Another treat was a daytime recital by the VCP International Trio: Wesley Warnhoff, clarinet; Diana Moisenjenkaite, violin; Edisher Savitsky, piano. They reprised the 40-year history of Verdehr Trio commissions with a selection of eleven short pieces and individual movements such as Jennifer Higdon’s Dash, Sebastian Currier’s Verge, Kevin Puts’s Nocturnes, and Peter Sculthorpe’s From Nourlangie. Elsa supplied commentary in the form of videos of interactions between the Verdehr Trio and other composers such as Gian Carlo Menotti and Robert Mann. Elsa has officially retired from playing, but she still participated by giving an insightful master class. Wes Warnhoff, by the way, has just been named Assistant Professor of Clarinet at the University of Wisconsin, so congratulations are in order.
Thursday, Friday, and Saturday began with Michael leading a yoga and breathing session, stressing how various yoga postures help the practitioner to isolate muscle groups for deeper, more comfortable breathing. Next on the agenda was a daily warmup, led by respectively by Ayako, Guy, and Michael, each of whom offered tips on starting the day with tonal, fingering, focusing, and mental exercises. Charlie presented “Charlie’s Choice,” which has become an annual favorite. This year he covered subjects ranging from finger technique being “serial” to finding high partials on different areas of the reed to the genesis and text of the Nielsen Concerto. Leone gave a class on Mozart style for which two of the students played the first and second movements of the Mozart Clarinet Concerto. A flutist’s viewpoint proved to be enlightening. Each performing student received a minimum of 45 minutes master class time, presenting mostly standard repertoire ranging from Mozart, Weber, and Burgmüller to Poulenc, Bernstein, and Muczynski. Two student recitals allowed each performer to absorb and incorporate master class information on stage. As in previous years, student comments stressed how valuable it is to have different viewpoints from each faculty member, shared in a knowledgeable and supportive manner.

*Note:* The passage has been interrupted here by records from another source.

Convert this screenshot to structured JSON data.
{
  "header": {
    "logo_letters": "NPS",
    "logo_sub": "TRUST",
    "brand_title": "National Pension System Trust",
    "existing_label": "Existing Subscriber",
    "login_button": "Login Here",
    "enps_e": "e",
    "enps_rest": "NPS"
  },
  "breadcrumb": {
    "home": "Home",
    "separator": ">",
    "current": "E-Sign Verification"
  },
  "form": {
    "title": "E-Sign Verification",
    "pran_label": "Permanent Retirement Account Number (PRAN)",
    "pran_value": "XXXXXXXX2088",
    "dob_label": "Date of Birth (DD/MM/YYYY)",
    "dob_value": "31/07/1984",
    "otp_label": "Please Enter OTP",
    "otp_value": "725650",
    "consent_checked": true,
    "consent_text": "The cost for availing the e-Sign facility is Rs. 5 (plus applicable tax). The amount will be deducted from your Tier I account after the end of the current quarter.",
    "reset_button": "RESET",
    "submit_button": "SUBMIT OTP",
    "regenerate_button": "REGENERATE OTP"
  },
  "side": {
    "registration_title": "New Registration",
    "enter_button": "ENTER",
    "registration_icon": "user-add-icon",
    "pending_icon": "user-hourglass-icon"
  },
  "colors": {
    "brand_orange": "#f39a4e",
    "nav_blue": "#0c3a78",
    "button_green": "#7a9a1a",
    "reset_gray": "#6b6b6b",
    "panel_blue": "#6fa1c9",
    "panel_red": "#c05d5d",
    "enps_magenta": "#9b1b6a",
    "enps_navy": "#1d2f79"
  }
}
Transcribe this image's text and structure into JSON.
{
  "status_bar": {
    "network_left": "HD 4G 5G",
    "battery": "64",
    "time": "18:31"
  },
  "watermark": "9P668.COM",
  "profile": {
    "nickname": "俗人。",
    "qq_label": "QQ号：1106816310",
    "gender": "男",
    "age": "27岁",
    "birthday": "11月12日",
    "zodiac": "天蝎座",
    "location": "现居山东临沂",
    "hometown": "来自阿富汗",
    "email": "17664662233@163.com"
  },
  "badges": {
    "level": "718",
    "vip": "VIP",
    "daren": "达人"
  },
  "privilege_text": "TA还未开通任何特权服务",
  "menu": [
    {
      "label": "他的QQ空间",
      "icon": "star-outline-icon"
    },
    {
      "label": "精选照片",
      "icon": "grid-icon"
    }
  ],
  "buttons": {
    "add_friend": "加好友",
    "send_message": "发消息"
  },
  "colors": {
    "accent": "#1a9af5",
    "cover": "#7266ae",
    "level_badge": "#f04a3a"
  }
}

Meanwhile, a new aspect was added this year at the MSU Community Music School on Saturday, June 6, running simultaneously with Clarinetopia events. Younger students and adult amateurs spent the afternoon participating in a variety of events organized by Tasha. Students played alone and in a small clarinet choir, practicing fundamental skills such as tone production, rhythm, finger and tongue technique, and sight-reading. Building upon this initial success, Clarinetopia plans to expand Clarinet Day for 2016 and advertise it more widely. Clarinetopia 2016 will take place with the same faculty returning from June 1 to 5 at MSU with Clarinet Day on Saturday, June 4. For the most up-to-date information, visit clarinetopia.com.